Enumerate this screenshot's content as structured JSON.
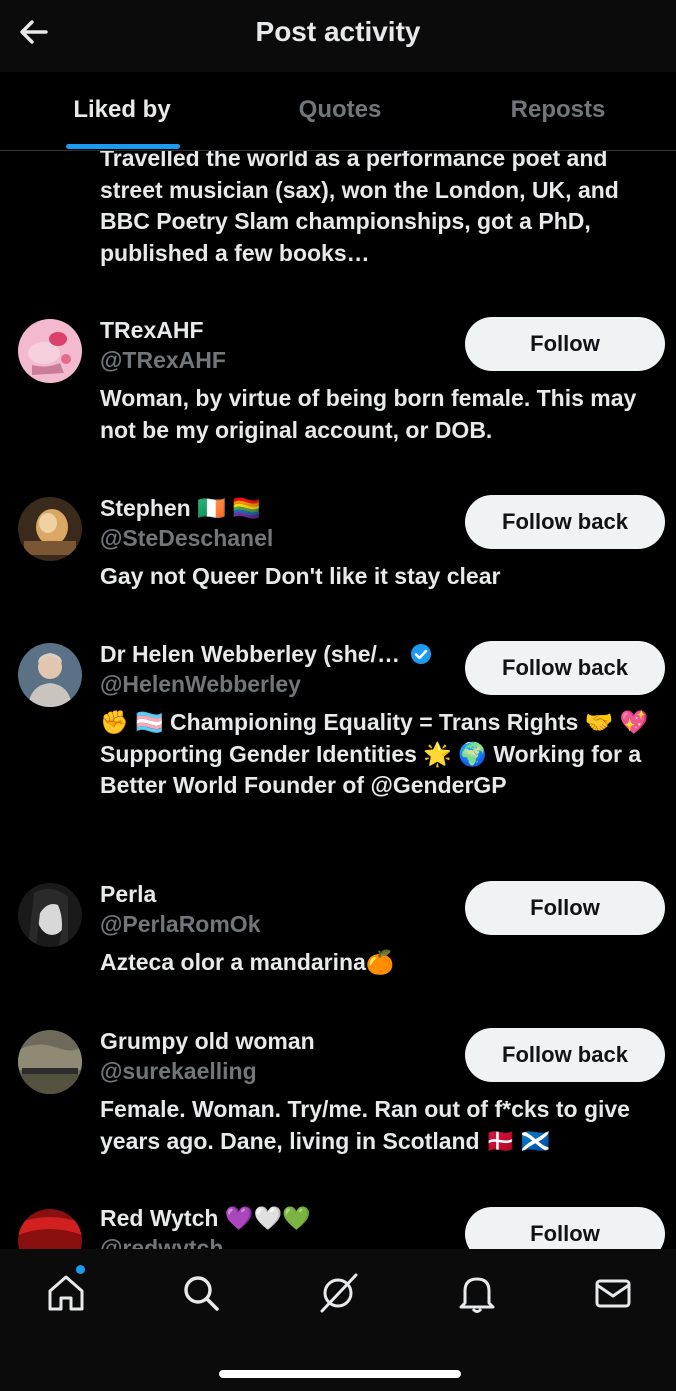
{
  "header": {
    "title": "Post activity"
  },
  "tabs": [
    {
      "label": "Liked by",
      "active": true
    },
    {
      "label": "Quotes",
      "active": false
    },
    {
      "label": "Reposts",
      "active": false
    }
  ],
  "top_bio": "Travelled the world as a performance poet and street musician (sax), won the London, UK, and BBC Poetry Slam championships, got a PhD, published a few books…",
  "users": [
    {
      "name": "TRexAHF",
      "handle": "@TRexAHF",
      "button": "Follow",
      "bio": "Woman, by virtue of being born female. This may not be my original account, or DOB."
    },
    {
      "name": "Stephen 🇮🇪 🏳️‍🌈",
      "handle": "@SteDeschanel",
      "button": "Follow back",
      "bio": "Gay not Queer Don't like it stay clear"
    },
    {
      "name": "Dr Helen Webberley (she/…",
      "handle": "@HelenWebberley",
      "button": "Follow back",
      "verified": true,
      "bio": "✊ 🏳️‍⚧️ Championing Equality = Trans Rights 🤝 💖 Supporting Gender Identities 🌟 🌍 Working for a Better World Founder of @GenderGP"
    },
    {
      "name": "Perla",
      "handle": "@PerlaRomOk",
      "button": "Follow",
      "bio": "Azteca olor a mandarina🍊"
    },
    {
      "name": "Grumpy old woman",
      "handle": "@surekaelling",
      "button": "Follow back",
      "bio": "Female. Woman. Try/me. Ran out of f*cks to give years ago. Dane, living in Scotland 🇩🇰 🏴󠁧󠁢󠁳󠁣󠁴󠁿"
    },
    {
      "name": "Red Wytch 💜🤍💚",
      "handle": "@redwytch",
      "button": "Follow",
      "bio": ""
    }
  ],
  "nav": [
    {
      "icon": "home-icon",
      "has_dot": true
    },
    {
      "icon": "search-icon"
    },
    {
      "icon": "grok-icon"
    },
    {
      "icon": "bell-icon"
    },
    {
      "icon": "mail-icon"
    }
  ],
  "colors": {
    "accent": "#1d9bf0",
    "muted": "#71767b",
    "button_bg": "#eff3f4"
  }
}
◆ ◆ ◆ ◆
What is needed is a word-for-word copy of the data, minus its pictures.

Enumerate this screenshot's content as structured JSON.
{
  "header": {
    "title": "Post activity"
  },
  "tabs": [
    {
      "label": "Liked by",
      "active": true
    },
    {
      "label": "Quotes",
      "active": false
    },
    {
      "label": "Reposts",
      "active": false
    }
  ],
  "top_bio": "Travelled the world as a performance poet and street musician (sax), won the London, UK, and BBC Poetry Slam championships, got a PhD, published a few books…",
  "users": [
    {
      "name": "TRexAHF",
      "handle": "@TRexAHF",
      "button": "Follow",
      "bio": "Woman, by virtue of being born female. This may not be my original account, or DOB."
    },
    {
      "name": "Stephen 🇮🇪 🏳️‍🌈",
      "handle": "@SteDeschanel",
      "button": "Follow back",
      "bio": "Gay not Queer Don't like it stay clear"
    },
    {
      "name": "Dr Helen Webberley (she/…",
      "handle": "@HelenWebberley",
      "button": "Follow back",
      "verified": true,
      "bio": "✊ 🏳️‍⚧️ Championing Equality = Trans Rights 🤝 💖 Supporting Gender Identities 🌟 🌍 Working for a Better World Founder of @GenderGP"
    },
    {
      "name": "Perla",
      "handle": "@PerlaRomOk",
      "button": "Follow",
      "bio": "Azteca olor a mandarina🍊"
    },
    {
      "name": "Grumpy old woman",
      "handle": "@surekaelling",
      "button": "Follow back",
      "bio": "Female. Woman. Try/me. Ran out of f*cks to give years ago. Dane, living in Scotland 🇩🇰 🏴󠁧󠁢󠁳󠁣󠁴󠁿"
    },
    {
      "name": "Red Wytch 💜🤍💚",
      "handle": "@redwytch",
      "button": "Follow",
      "bio": ""
    }
  ],
  "nav": [
    {
      "icon": "home-icon",
      "has_dot": true
    },
    {
      "icon": "search-icon"
    },
    {
      "icon": "grok-icon"
    },
    {
      "icon": "bell-icon"
    },
    {
      "icon": "mail-icon"
    }
  ],
  "colors": {
    "accent": "#1d9bf0",
    "muted": "#71767b",
    "button_bg": "#eff3f4"
  }
}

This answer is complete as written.